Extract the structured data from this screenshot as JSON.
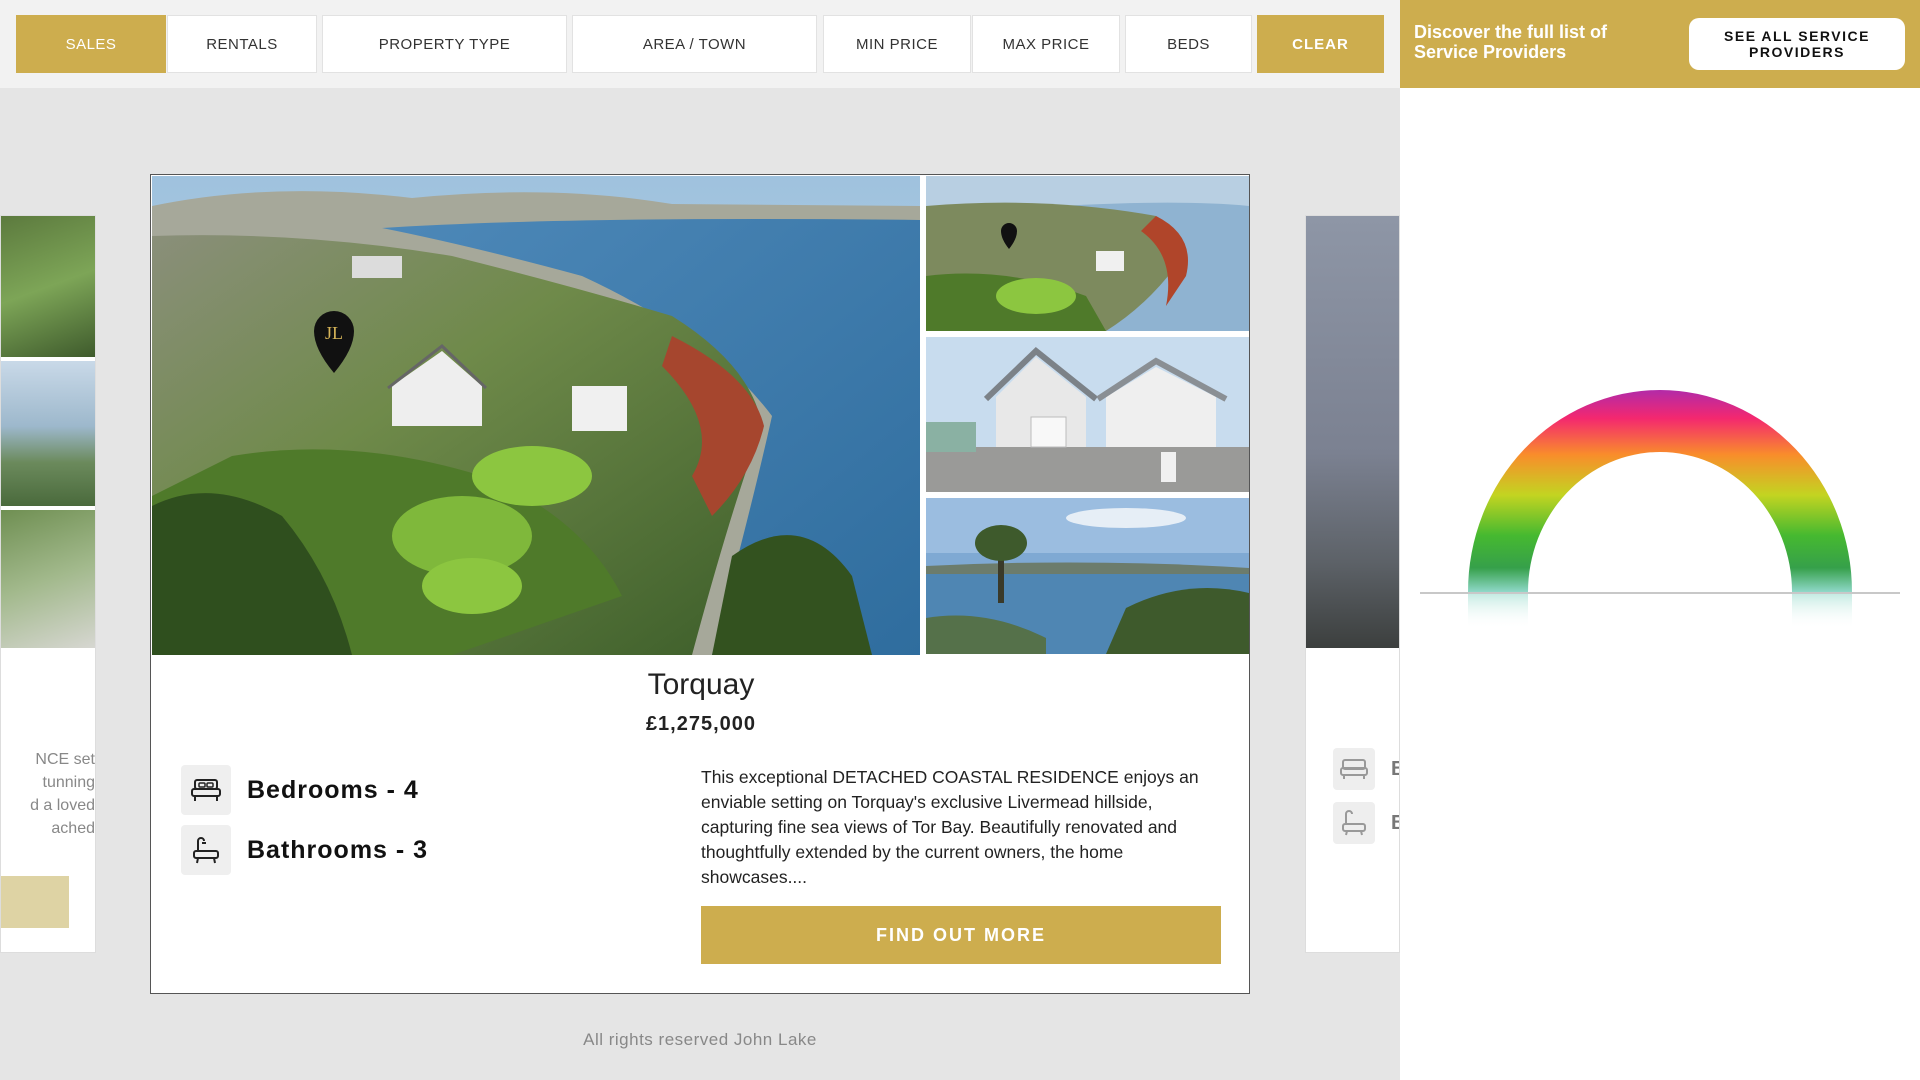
{
  "filters": {
    "items": [
      {
        "label": "SALES",
        "active": true
      },
      {
        "label": "RENTALS"
      },
      {
        "label": "PROPERTY TYPE"
      },
      {
        "label": "AREA / TOWN"
      },
      {
        "label": "MIN PRICE"
      },
      {
        "label": "MAX PRICE"
      },
      {
        "label": "BEDS"
      }
    ],
    "clear_label": "CLEAR"
  },
  "banner": {
    "text": "Discover the full list of Service Providers",
    "button_label": "SEE ALL SERVICE PROVIDERS"
  },
  "listing": {
    "location": "Torquay",
    "price": "£1,275,000",
    "bedrooms_label": "Bedrooms - 4",
    "bathrooms_label": "Bathrooms - 3",
    "description": "This exceptional DETACHED COASTAL RESIDENCE enjoys an enviable setting on Torquay's exclusive Livermead hillside, capturing fine sea views of Tor Bay. Beautifully renovated and thoughtfully extended by the current owners, the home showcases....",
    "cta_label": "FIND OUT MORE",
    "logo_text": "JL"
  },
  "ghost_left": {
    "lines": [
      "NCE set",
      "tunning",
      "d a loved",
      "ached"
    ]
  },
  "ghost_right": {
    "letter1": "B",
    "letter2": "B"
  },
  "footer": {
    "text": "All rights reserved John Lake"
  },
  "colors": {
    "accent": "#cdad4e",
    "bg": "#e5e5e5"
  }
}
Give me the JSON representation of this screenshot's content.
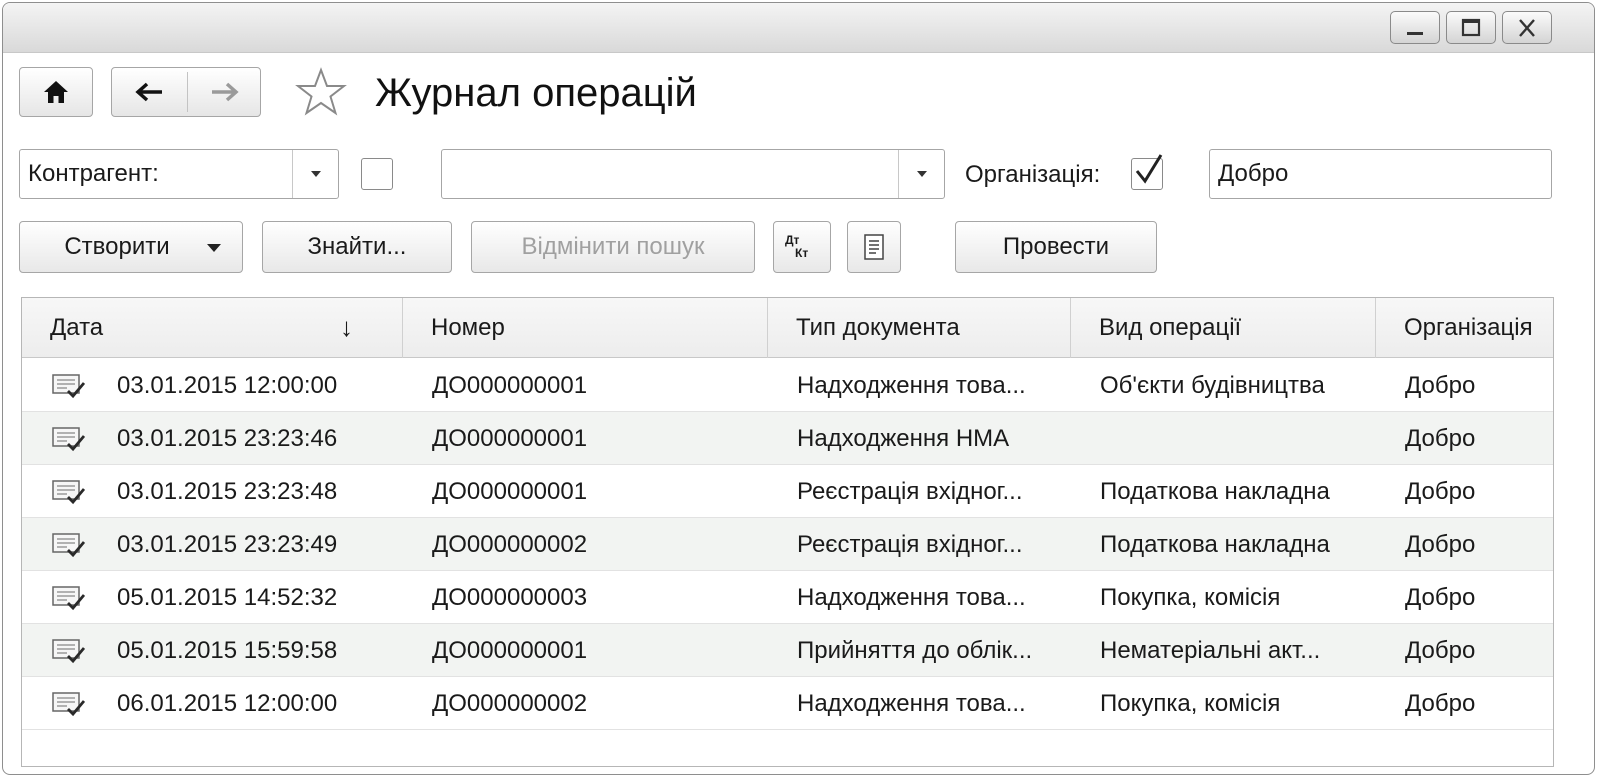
{
  "window": {
    "controls": [
      {
        "name": "minimize",
        "icon": "minimize-icon"
      },
      {
        "name": "maximize",
        "icon": "maximize-icon"
      },
      {
        "name": "close",
        "icon": "close-icon"
      }
    ]
  },
  "toolbar": {
    "home_icon": "home-icon",
    "back_icon": "arrow-left-icon",
    "forward_icon": "arrow-right-icon",
    "favorite_icon": "star-icon"
  },
  "page_title": "Журнал операцій",
  "filters": {
    "counterparty_label": "Контрагент:",
    "counterparty_value": "",
    "organization_label": "Організація:",
    "organization_checked": true,
    "organization_value": "Добро"
  },
  "actions": {
    "create": "Створити",
    "find": "Знайти...",
    "cancel_search": "Відмінити пошук",
    "dt_kt_top": "Дт",
    "dt_kt_bottom": "Кт",
    "post": "Провести"
  },
  "table": {
    "columns": [
      "Дата",
      "Номер",
      "Тип документа",
      "Вид операції",
      "Організація"
    ],
    "sort_indicator": "↓",
    "rows": [
      {
        "date": "03.01.2015 12:00:00",
        "number": "ДО000000001",
        "doc_type": "Надходження това...",
        "operation": "Об'єкти будівництва",
        "org": "Добро"
      },
      {
        "date": "03.01.2015 23:23:46",
        "number": "ДО000000001",
        "doc_type": "Надходження НМА",
        "operation": "",
        "org": "Добро"
      },
      {
        "date": "03.01.2015 23:23:48",
        "number": "ДО000000001",
        "doc_type": "Реєстрація вхідног...",
        "operation": "Податкова накладна",
        "org": "Добро"
      },
      {
        "date": "03.01.2015 23:23:49",
        "number": "ДО000000002",
        "doc_type": "Реєстрація вхідног...",
        "operation": "Податкова накладна",
        "org": "Добро"
      },
      {
        "date": "05.01.2015 14:52:32",
        "number": "ДО000000003",
        "doc_type": "Надходження това...",
        "operation": "Покупка, комісія",
        "org": "Добро"
      },
      {
        "date": "05.01.2015 15:59:58",
        "number": "ДО000000001",
        "doc_type": "Прийняття до облік...",
        "operation": "Нематеріальні акт...",
        "org": "Добро"
      },
      {
        "date": "06.01.2015 12:00:00",
        "number": "ДО000000002",
        "doc_type": "Надходження това...",
        "operation": "Покупка, комісія",
        "org": "Добро"
      }
    ]
  }
}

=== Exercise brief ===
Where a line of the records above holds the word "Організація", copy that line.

=== Answer to this exercise ===
    "organization_label": "Організація:",
      "Організація"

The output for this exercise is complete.